Freddie Boynton might as well have laced up his old boxing gloves for this face-off.

The former boxer, who’s taken a role in retirement as a voice of Red Bank’s West Side, didn’t pull any punches when borough and elected officials made a trip to the Celestial Lodge Tuesday afternoon to address a grab bag of concerns from residents. But nearly an hour was dominated by one topic — access to Count Basie Fields — and Boynton and other residents, on the way to a compromise on extending the park’s hours, used Administrator Stanley Sickels and elected officials as punching bags for criticism.

“Our children are being locked out,” Boynton, a former borough employee, said. “We’re being treated like we’re animals over here.”

The chief complaint from residents is that, in a change from the past, there is limited public access to the park.

When the borough unveiled a huge turf makeover last year, wrought iron gates kept out anybody without a key during off-hours — not something most of the 35 or so attendees at the meeting room were used to. But in the past, the gates had always been broken, Sickels said. Since the upgrades, the borough has been able to reinstate the practice of locking the gates, he said, to keep vandalism and littering to a minimum overnight.

Sickels and Council President Art Murphy said it wasn’t uncommon to find empty beer cans and cigarette butts on the fields in the past. Last week, Murphy said he saw somebody hitting golf balls at the fields, which is prohibited. And Sickels said somebody died a few years ago after jumping off the bleachers at the fields.

But Boynton and residents argued that if they’re paying taxes, they should have access to the fields 24/7, and said Red Bank Catholic, which helped pay for the upgrades and pays rent on the fields, may have a hand in shutting people out.

“It seems y’all are finding a lot going on down there. That’s not the reason why,” Boynton said. “The reason is Red Bank Catholic.”

Mayor Pasquale Menna, in what appeared to be an attempt to end the extended discussion, said the council may take action at its meeting tonight to extend the open hours of the fields.

But Boynton wasn’t done. It was on to issue No. 2 of the meeting.

“Stanley,” he said, “we have a problem with the hiring here in Red Bank.”

Boynton contends that his 24-year-old son has applied three times for a job with the borough, but hasn’t gotten so much as a call back. In fact, the application was shredded, he said. Sickels strongly refuted that claim.

“I worked for the borough 29 years.

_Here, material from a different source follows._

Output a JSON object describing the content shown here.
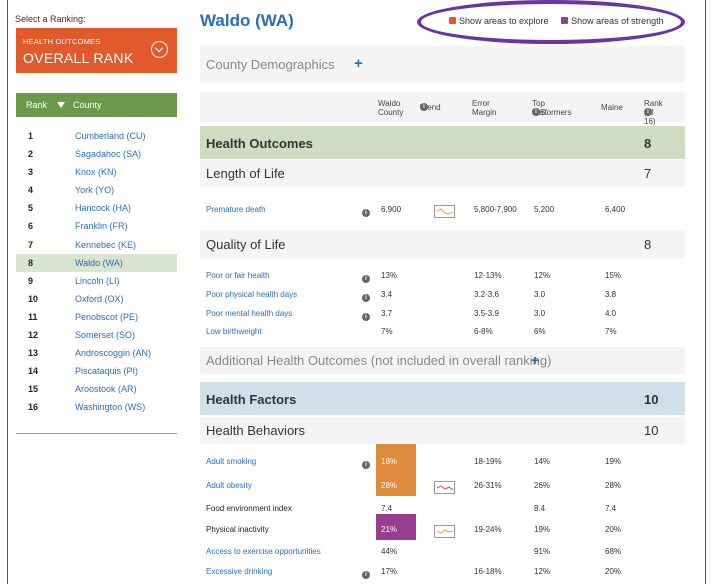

I know how the system works,” Boynton said. “If I was a councilman, he’d be hired today.”

Resident Richard Ashley said his son encountered the same problem as Boynton’s, and said, “there’s a lot of nepotism going on in town.”

That launched Boynton into a tirade against employees — including Sickels — who hold more than one position within the borough, and Gary Watson, who retired as a Red Bank police officer and got another job on the borough payroll. Those employees are taking away opportunities and sucking money from taxpayers, Boynton said.

“Where’s the taxpayers’ money going? We have people get a pension, it takes the mailman two trucks to get the checks to their house,” Boynton said.

He moved to issue No. 3: police.

When residents probed Chief Steve McCarthy about how to file noise complaints and address traffic concerns on busy streets like Shrewsbury Avenue, McCarthy explained the process the department goes through in each case.

And when Boynton, who at this point in the meeting was far less pugnacious than the opening hour, chimed in on the department’s shortcomings, he prefaced it by saying, “now, not knocking anybody…”

McCarthy knew better.

“You say, ‘not knocking anybody,’ but you said that before, and then you hit the guy (Sickels) pretty hard,” he said, smiling. “I know what’s coming.”